FIDDLE FEVER

By Sharon Arms Doucet

Age Range: 10 - 14

Pub Date: Sept. 18th, 2000
ISBN: 0-618-04324-1
Publisher: Clarion
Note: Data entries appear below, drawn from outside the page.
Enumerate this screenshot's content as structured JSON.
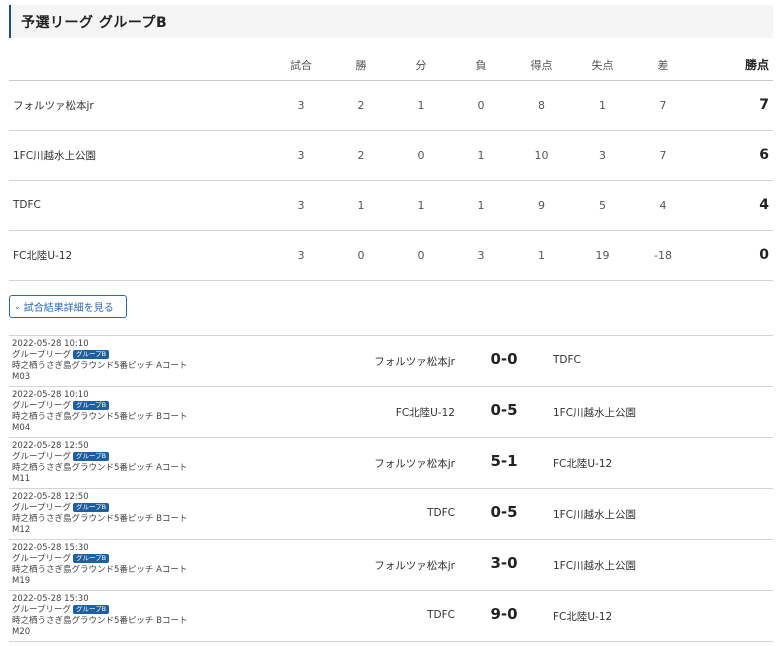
{
  "header": {
    "title": "予選リーグ グループB"
  },
  "standings": {
    "columns": [
      "試合",
      "勝",
      "分",
      "負",
      "得点",
      "失点",
      "差",
      "勝点"
    ],
    "rows": [
      {
        "team": "フォルツァ松本jr",
        "played": "3",
        "won": "2",
        "drawn": "1",
        "lost": "0",
        "gf": "8",
        "ga": "1",
        "diff": "7",
        "points": "7"
      },
      {
        "team": "1FC川越水上公園",
        "played": "3",
        "won": "2",
        "drawn": "0",
        "lost": "1",
        "gf": "10",
        "ga": "3",
        "diff": "7",
        "points": "6"
      },
      {
        "team": "TDFC",
        "played": "3",
        "won": "1",
        "drawn": "1",
        "lost": "1",
        "gf": "9",
        "ga": "5",
        "diff": "4",
        "points": "4"
      },
      {
        "team": "FC北陸U-12",
        "played": "3",
        "won": "0",
        "drawn": "0",
        "lost": "3",
        "gf": "1",
        "ga": "19",
        "diff": "-18",
        "points": "0"
      }
    ]
  },
  "detail_button": {
    "label": "試合結果詳細を見る",
    "icon": "chevron-down-icon"
  },
  "matches": [
    {
      "datetime": "2022-05-28 10:10",
      "stage": "グループリーグ",
      "badge": "グループB",
      "venue": "時之栖うさぎ島グラウンド5番ピッチ Aコート",
      "code": "M03",
      "home": "フォルツァ松本jr",
      "score": "0-0",
      "away": "TDFC"
    },
    {
      "datetime": "2022-05-28 10:10",
      "stage": "グループリーグ",
      "badge": "グループB",
      "venue": "時之栖うさぎ島グラウンド5番ピッチ Bコート",
      "code": "M04",
      "home": "FC北陸U-12",
      "score": "0-5",
      "away": "1FC川越水上公園"
    },
    {
      "datetime": "2022-05-28 12:50",
      "stage": "グループリーグ",
      "badge": "グループB",
      "venue": "時之栖うさぎ島グラウンド5番ピッチ Aコート",
      "code": "M11",
      "home": "フォルツァ松本jr",
      "score": "5-1",
      "away": "FC北陸U-12"
    },
    {
      "datetime": "2022-05-28 12:50",
      "stage": "グループリーグ",
      "badge": "グループB",
      "venue": "時之栖うさぎ島グラウンド5番ピッチ Bコート",
      "code": "M12",
      "home": "TDFC",
      "score": "0-5",
      "away": "1FC川越水上公園"
    },
    {
      "datetime": "2022-05-28 15:30",
      "stage": "グループリーグ",
      "badge": "グループB",
      "venue": "時之栖うさぎ島グラウンド5番ピッチ Aコート",
      "code": "M19",
      "home": "フォルツァ松本jr",
      "score": "3-0",
      "away": "1FC川越水上公園"
    },
    {
      "datetime": "2022-05-28 15:30",
      "stage": "グループリーグ",
      "badge": "グループB",
      "venue": "時之栖うさぎ島グラウンド5番ピッチ Bコート",
      "code": "M20",
      "home": "TDFC",
      "score": "9-0",
      "away": "FC北陸U-12"
    }
  ]
}
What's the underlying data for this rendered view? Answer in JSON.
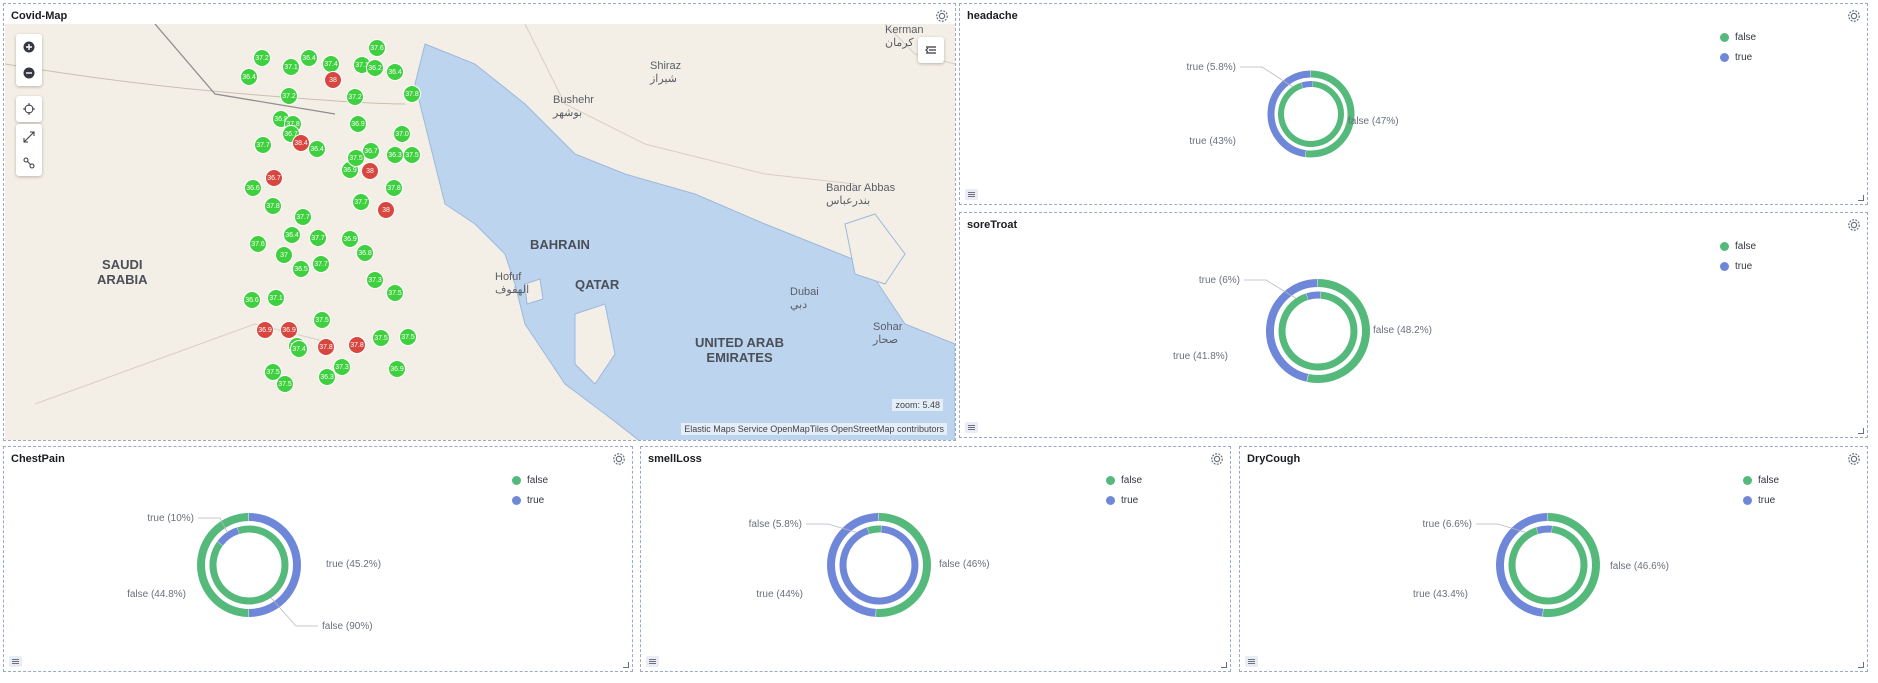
{
  "map_panel": {
    "title": "Covid-Map",
    "zoom_label": "zoom: 5.48",
    "attribution": "Elastic Maps Service OpenMapTiles OpenStreetMap contributors",
    "labels": {
      "saudi": "SAUDI\nARABIA",
      "bahrain": "BAHRAIN",
      "qatar": "QATAR",
      "uae": "UNITED ARAB\nEMIRATES"
    },
    "cities": {
      "kerman": "Kerman\nکرمان",
      "shiraz": "Shiraz\nشیراز",
      "bushehr": "Bushehr\nبوشهر",
      "bandar": "Bandar Abbas\nبندرعباس",
      "hofuf": "Hofuf\nالهفوف",
      "dubai": "Dubai\nدبي",
      "sohar": "Sohar\nصحار"
    },
    "markers": [
      {
        "v": "37.2",
        "c": "g"
      },
      {
        "v": "37.1",
        "c": "g"
      },
      {
        "v": "36.4",
        "c": "g"
      },
      {
        "v": "37.4",
        "c": "g"
      },
      {
        "v": "37.6",
        "c": "g"
      },
      {
        "v": "36.4",
        "c": "g"
      },
      {
        "v": "37.1",
        "c": "g"
      },
      {
        "v": "38",
        "c": "r"
      },
      {
        "v": "36.2",
        "c": "g"
      },
      {
        "v": "36.4",
        "c": "g"
      },
      {
        "v": "37.2",
        "c": "g"
      },
      {
        "v": "37.2",
        "c": "g"
      },
      {
        "v": "37.8",
        "c": "g"
      },
      {
        "v": "36.8",
        "c": "g"
      },
      {
        "v": "37.8",
        "c": "g"
      },
      {
        "v": "36.7",
        "c": "g"
      },
      {
        "v": "38.4",
        "c": "r"
      },
      {
        "v": "36.9",
        "c": "g"
      },
      {
        "v": "37.0",
        "c": "g"
      },
      {
        "v": "37.7",
        "c": "g"
      },
      {
        "v": "36.4",
        "c": "g"
      },
      {
        "v": "36.3",
        "c": "g"
      },
      {
        "v": "36.7",
        "c": "g"
      },
      {
        "v": "38",
        "c": "r"
      },
      {
        "v": "37.5",
        "c": "g"
      },
      {
        "v": "36.7",
        "c": "r"
      },
      {
        "v": "36.9",
        "c": "g"
      },
      {
        "v": "37.5",
        "c": "g"
      },
      {
        "v": "37.8",
        "c": "g"
      },
      {
        "v": "36.6",
        "c": "g"
      },
      {
        "v": "37.7",
        "c": "g"
      },
      {
        "v": "38",
        "c": "r"
      },
      {
        "v": "37.8",
        "c": "g"
      },
      {
        "v": "36.4",
        "c": "g"
      },
      {
        "v": "37.7",
        "c": "g"
      },
      {
        "v": "36.9",
        "c": "g"
      },
      {
        "v": "36.8",
        "c": "g"
      },
      {
        "v": "37",
        "c": "g"
      },
      {
        "v": "37.7",
        "c": "g"
      },
      {
        "v": "36.5",
        "c": "g"
      },
      {
        "v": "37.7",
        "c": "g"
      },
      {
        "v": "37.6",
        "c": "g"
      },
      {
        "v": "36.6",
        "c": "g"
      },
      {
        "v": "37.1",
        "c": "g"
      },
      {
        "v": "37.3",
        "c": "g"
      },
      {
        "v": "37.5",
        "c": "g"
      },
      {
        "v": "36.9",
        "c": "r"
      },
      {
        "v": "37.5",
        "c": "g"
      },
      {
        "v": "37.5",
        "c": "g"
      },
      {
        "v": "37.4",
        "c": "g"
      },
      {
        "v": "37.8",
        "c": "r"
      },
      {
        "v": "36.9",
        "c": "r"
      },
      {
        "v": "37.4",
        "c": "g"
      },
      {
        "v": "37.8",
        "c": "r"
      },
      {
        "v": "37.5",
        "c": "g"
      },
      {
        "v": "37.3",
        "c": "g"
      },
      {
        "v": "36.3",
        "c": "g"
      },
      {
        "v": "37.5",
        "c": "g"
      },
      {
        "v": "36.9",
        "c": "g"
      },
      {
        "v": "37.5",
        "c": "g"
      }
    ]
  },
  "pies": [
    {
      "id": "headache",
      "title": "headache",
      "legend": [
        "false",
        "true"
      ],
      "outer": [
        {
          "label": "false (47%)",
          "value": 47,
          "color": "green"
        },
        {
          "label": "true (43%)",
          "value": 43,
          "color": "blue"
        }
      ],
      "inner": [
        {
          "label": "true (5.8%)",
          "value": 5.8,
          "color": "blue"
        }
      ]
    },
    {
      "id": "soretroat",
      "title": "soreTroat",
      "legend": [
        "false",
        "true"
      ],
      "outer": [
        {
          "label": "false (48.2%)",
          "value": 48.2,
          "color": "green"
        },
        {
          "label": "true (41.8%)",
          "value": 41.8,
          "color": "blue"
        }
      ],
      "inner": [
        {
          "label": "true (6%)",
          "value": 6,
          "color": "blue"
        }
      ]
    },
    {
      "id": "chestpain",
      "title": "ChestPain",
      "legend": [
        "false",
        "true"
      ],
      "outer": [
        {
          "label": "true (45.2%)",
          "value": 45.2,
          "color": "blue"
        },
        {
          "label": "false (44.8%)",
          "value": 44.8,
          "color": "green"
        }
      ],
      "inner": [
        {
          "label": "false (90%)",
          "value": 90,
          "color": "green"
        },
        {
          "label": "true (10%)",
          "value": 10,
          "color": "blue"
        }
      ]
    },
    {
      "id": "smellloss",
      "title": "smellLoss",
      "legend": [
        "false",
        "true"
      ],
      "outer": [
        {
          "label": "false (46%)",
          "value": 46,
          "color": "green"
        },
        {
          "label": "true (44%)",
          "value": 44,
          "color": "blue"
        }
      ],
      "inner": [
        {
          "label": "false (5.8%)",
          "value": 5.8,
          "color": "green"
        }
      ]
    },
    {
      "id": "drycough",
      "title": "DryCough",
      "legend": [
        "false",
        "true"
      ],
      "outer": [
        {
          "label": "false (46.6%)",
          "value": 46.6,
          "color": "green"
        },
        {
          "label": "true (43.4%)",
          "value": 43.4,
          "color": "blue"
        }
      ],
      "inner": [
        {
          "label": "true (6.6%)",
          "value": 6.6,
          "color": "blue"
        }
      ]
    }
  ],
  "colors": {
    "green": "#54b97a",
    "blue": "#6f87d8",
    "marker_green": "#3fd03f",
    "marker_red": "#d9463f",
    "water": "#bcd4ee"
  }
}
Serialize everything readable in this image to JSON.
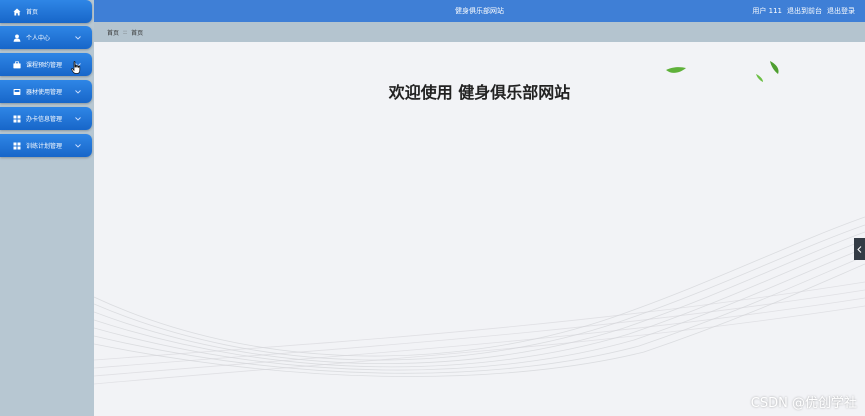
{
  "app": {
    "title": "健身俱乐部网站"
  },
  "header": {
    "user_label": "用户 111",
    "back_label": "退出到前台",
    "logout_label": "退出登录",
    "bar_color": "#3f7fd6"
  },
  "sidebar": {
    "items": [
      {
        "label": "首页",
        "icon": "home-icon",
        "has_arrow": false
      },
      {
        "label": "个人中心",
        "icon": "user-icon",
        "has_arrow": true
      },
      {
        "label": "课程预约管理",
        "icon": "briefcase-icon",
        "has_arrow": true
      },
      {
        "label": "器材使用管理",
        "icon": "device-icon",
        "has_arrow": true
      },
      {
        "label": "办卡信息管理",
        "icon": "grid-icon",
        "has_arrow": true
      },
      {
        "label": "训练计划管理",
        "icon": "grid-icon",
        "has_arrow": true
      }
    ],
    "item_color": "#1f74da"
  },
  "breadcrumb": {
    "root": "首页",
    "separator": "::",
    "current": "首页"
  },
  "main": {
    "welcome": "欢迎使用 健身俱乐部网站"
  },
  "watermark": "CSDN @优创学社"
}
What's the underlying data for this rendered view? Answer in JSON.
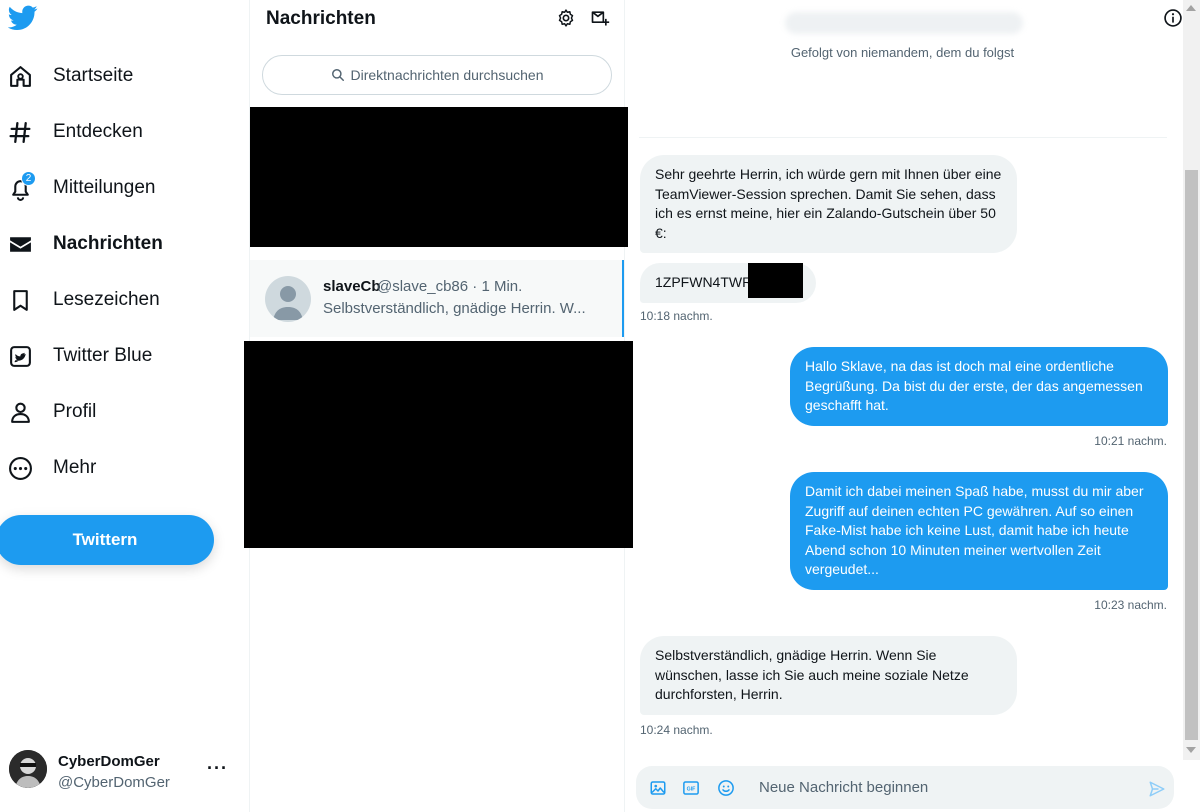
{
  "nav": {
    "items": [
      {
        "label": "Startseite",
        "icon": "home-icon"
      },
      {
        "label": "Entdecken",
        "icon": "hashtag-icon"
      },
      {
        "label": "Mitteilungen",
        "icon": "bell-icon",
        "badge": "2"
      },
      {
        "label": "Nachrichten",
        "icon": "envelope-icon",
        "active": true
      },
      {
        "label": "Lesezeichen",
        "icon": "bookmark-icon"
      },
      {
        "label": "Twitter Blue",
        "icon": "twitter-blue-icon"
      },
      {
        "label": "Profil",
        "icon": "person-icon"
      },
      {
        "label": "Mehr",
        "icon": "more-circle-icon"
      }
    ],
    "tweet_button": "Twittern",
    "account": {
      "name": "CyberDomGer",
      "handle": "@CyberDomGer",
      "more": "···"
    }
  },
  "messages_list": {
    "title": "Nachrichten",
    "search_placeholder": "Direktnachrichten durchsuchen",
    "conversation": {
      "name": "slaveCb",
      "handle": "@slave_cb86 · 1 Min.",
      "preview": "Selbstverständlich, gnädige Herrin. W..."
    }
  },
  "chat": {
    "followed_by": "Gefolgt von niemandem, dem du folgst",
    "messages": [
      {
        "text": "Sehr geehrte Herrin, ich würde gern mit Ihnen über eine TeamViewer-Session sprechen. Damit Sie sehen, dass ich es ernst meine, hier ein Zalando-Gutschein über 50 €:"
      },
      {
        "text": "1ZPFWN4TWR",
        "time": "10:18 nachm."
      },
      {
        "text": "Hallo Sklave, na das ist doch mal eine ordentliche Begrüßung. Da bist du der erste, der das angemessen geschafft hat.",
        "time": "10:21 nachm."
      },
      {
        "text": "Damit ich dabei meinen Spaß habe, musst du mir aber Zugriff auf deinen echten PC gewähren. Auf so einen Fake-Mist habe ich keine Lust, damit habe ich heute Abend schon 10 Minuten meiner wertvollen Zeit vergeudet...",
        "time": "10:23 nachm."
      },
      {
        "text": "Selbstverständlich, gnädige Herrin. Wenn Sie wünschen, lasse ich Sie auch meine soziale Netze durchforsten, Herrin.",
        "time": "10:24 nachm."
      }
    ],
    "composer_placeholder": "Neue Nachricht beginnen",
    "gif_label": "GIF"
  },
  "colors": {
    "accent": "#1d9bf0",
    "bubble_in": "#eff3f4",
    "text": "#0f1419",
    "muted": "#536471"
  }
}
Inspired by the story of the late Creole fiddler Canray Fontenot, Doucet ( Why Lapin’s Ears Are Long, 1997) tells of 14-year-old Felix LeBlanc and his passion for music. Told in the first person and set in 1914 in the Cajun community of rural Louisiana, the novel exudes the flavor of the time and place and offers up a smattering of French, defined in a helpful glossary. When Felix hears his Uncle Adolphe play his fiddle, his soul is transported and he determines to become a fiddler himself. Felix’s mother, however, forbids her son to take up the instrument or even to utter the word fiddle at home. Readers will feel that the lady doth protest too much though her vehemence is plausible: she fears that her son, like her brother Adolphe, will become a vagabond and reject family and responsibility. The close-knit Cajuns scorn the idea of going against one’s family, but Felix knows in his heart that he must play music. In secret he painstakingly builds a fiddle out of a wooden cigar box and a length of cypress wood. After teaching himself to play, Felix disguises himself in costume and mask and joins a Mardi Gras band, but his secret is revealed when he falls off the parade wagon. He suffers broken bones and worse: his fiddle is burned and he faces the continued repudiation of his mother. In an ending that is not entirely believable, he meets up with Uncle Adolphe while both are running away from their constraining lives. Adolphe urges Felix to go back and gives the boy his own precious fiddle. Upon his return, Felix discovers that his mother has undergone a complete change of heart, having realized that her opposition has caused him to take drastic measures. All is forgiven, and she even encourages Felix to play the fiddle, a family heirloom. This will be a hard sell—too bad because it’s well written and Felix is an admirable, fully realized character. Many readers won’t relate to the unfamiliar setting or the passion for Cajun fiddling; this remains to be enjoyed by those who would follow their own passion no matter the context. (author’s note, glossary, lyrics) (Fiction. 10-14)